Making Sense of the Latest Clinton-Trump-Russia Court Filing
If you’d nearly forgotten about the ongoing work of Special Counsel John Durham, you’re not alone. The lawyer was appointed by Attorney General William Barr in 2019 to review the origins of the Russia investigation that bedeviled the early years of Donald Trump’s presidency. Durham has been steadily plugging away at his investigation for years but has made few public moves: His most significant charge so far came last year against Michael Sussmann, a former attorney for Hillary Clinton’s presidential campaign, for one count of lying to the FBI.
That changed last weekend, though, when a new filing from Durham electrified conservative media. In a routine motion concerning conflicts of interest in the Sussmann case, Durham had seemingly revealed new details about the Clinton campaign’s efforts both to suss out supposed connections between Trump’s campaign and Russia and to wheedle federal law enforcement to start trying to do the same.
Much of the story had already been told by Durham in Sussmann’s indictment last September, but it’s worth going over in full again. When in September 2016 Sussmann took to the FBI a bundle of information supposedly linking Team Trump to Russia, he falsely told FBI General Counsel James Baker that he was not doing so on behalf of any client, Durham alleges. In reality, according to the indictment, Sussmann was doing so on behalf of both the Clinton campaign and Rodney Joffe, then senior vice president at the information services firm Neustar.
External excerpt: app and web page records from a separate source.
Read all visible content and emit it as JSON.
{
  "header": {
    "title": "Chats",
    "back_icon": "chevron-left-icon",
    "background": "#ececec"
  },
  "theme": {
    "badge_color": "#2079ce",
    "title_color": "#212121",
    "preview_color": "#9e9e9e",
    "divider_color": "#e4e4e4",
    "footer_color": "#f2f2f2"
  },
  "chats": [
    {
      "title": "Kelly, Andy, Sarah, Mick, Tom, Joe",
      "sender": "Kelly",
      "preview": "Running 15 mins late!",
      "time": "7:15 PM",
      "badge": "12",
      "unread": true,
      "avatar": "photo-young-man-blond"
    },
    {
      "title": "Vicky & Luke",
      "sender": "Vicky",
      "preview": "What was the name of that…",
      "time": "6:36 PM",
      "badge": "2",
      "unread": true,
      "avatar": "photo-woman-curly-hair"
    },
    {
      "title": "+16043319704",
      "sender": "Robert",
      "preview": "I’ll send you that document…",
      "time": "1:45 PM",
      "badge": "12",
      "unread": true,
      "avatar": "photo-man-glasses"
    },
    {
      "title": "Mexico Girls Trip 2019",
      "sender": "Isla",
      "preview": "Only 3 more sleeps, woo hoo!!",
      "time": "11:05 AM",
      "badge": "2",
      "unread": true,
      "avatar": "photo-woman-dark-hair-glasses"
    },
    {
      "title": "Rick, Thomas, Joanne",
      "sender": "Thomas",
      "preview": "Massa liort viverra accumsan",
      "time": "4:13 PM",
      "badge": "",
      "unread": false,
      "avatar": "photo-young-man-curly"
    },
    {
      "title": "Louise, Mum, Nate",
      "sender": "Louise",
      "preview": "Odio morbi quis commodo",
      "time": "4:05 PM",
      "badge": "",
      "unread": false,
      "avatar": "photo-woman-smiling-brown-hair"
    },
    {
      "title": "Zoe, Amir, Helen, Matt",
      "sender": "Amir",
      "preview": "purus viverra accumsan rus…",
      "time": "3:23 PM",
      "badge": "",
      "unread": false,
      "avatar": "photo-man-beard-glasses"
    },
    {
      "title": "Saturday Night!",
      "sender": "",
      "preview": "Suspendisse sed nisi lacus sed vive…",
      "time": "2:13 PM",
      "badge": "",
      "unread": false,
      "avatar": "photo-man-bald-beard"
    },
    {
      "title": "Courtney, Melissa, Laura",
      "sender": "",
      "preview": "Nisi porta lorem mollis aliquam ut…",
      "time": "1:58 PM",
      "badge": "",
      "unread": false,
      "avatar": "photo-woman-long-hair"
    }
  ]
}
It’s this alleged lie—which Sussmann denies—that forms the basis of Durham’s charge against him. But it’s the details of what came before that meeting—of how that bundle of information came to be—that have provoked the latest bout of controversy.